(Instructions to follow)
Every entry below is to be returned unchanged. Images are not part of the copy.

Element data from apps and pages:
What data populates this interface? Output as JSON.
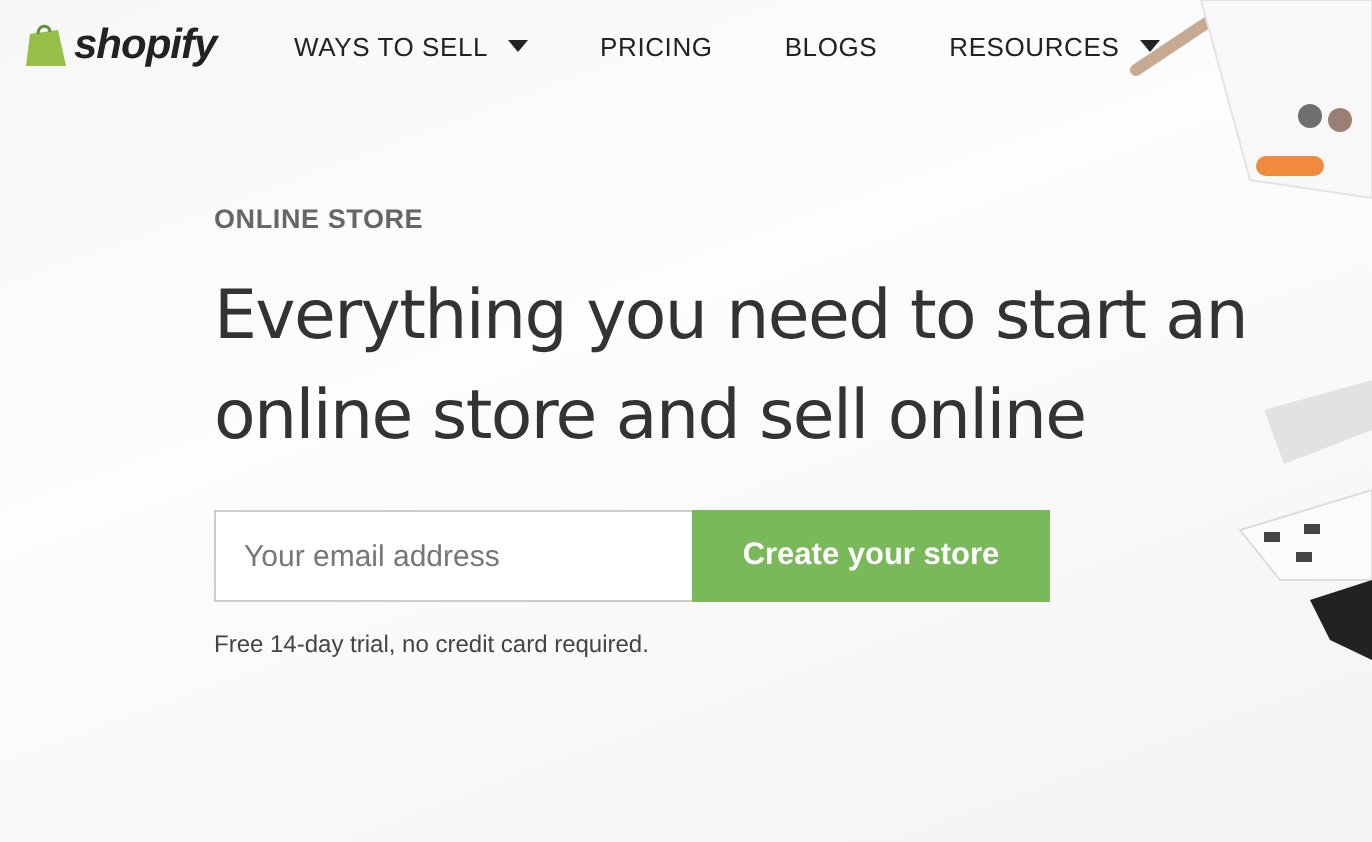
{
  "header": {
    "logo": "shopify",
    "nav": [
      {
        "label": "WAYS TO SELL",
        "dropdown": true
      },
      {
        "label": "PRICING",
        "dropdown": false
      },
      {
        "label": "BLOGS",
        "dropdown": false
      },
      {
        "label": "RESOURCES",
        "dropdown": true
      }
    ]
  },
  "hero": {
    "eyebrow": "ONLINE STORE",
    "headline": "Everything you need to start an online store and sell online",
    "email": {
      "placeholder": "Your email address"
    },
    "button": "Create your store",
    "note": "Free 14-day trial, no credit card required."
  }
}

(Output of the exercise)
What data populates this interface? Output as JSON.
{
  "header": {
    "logo": "shopify",
    "nav": [
      {
        "label": "WAYS TO SELL",
        "dropdown": true
      },
      {
        "label": "PRICING",
        "dropdown": false
      },
      {
        "label": "BLOGS",
        "dropdown": false
      },
      {
        "label": "RESOURCES",
        "dropdown": true
      }
    ]
  },
  "hero": {
    "eyebrow": "ONLINE STORE",
    "headline": "Everything you need to start an online store and sell online",
    "email": {
      "placeholder": "Your email address"
    },
    "button": "Create your store",
    "note": "Free 14-day trial, no credit card required."
  }
}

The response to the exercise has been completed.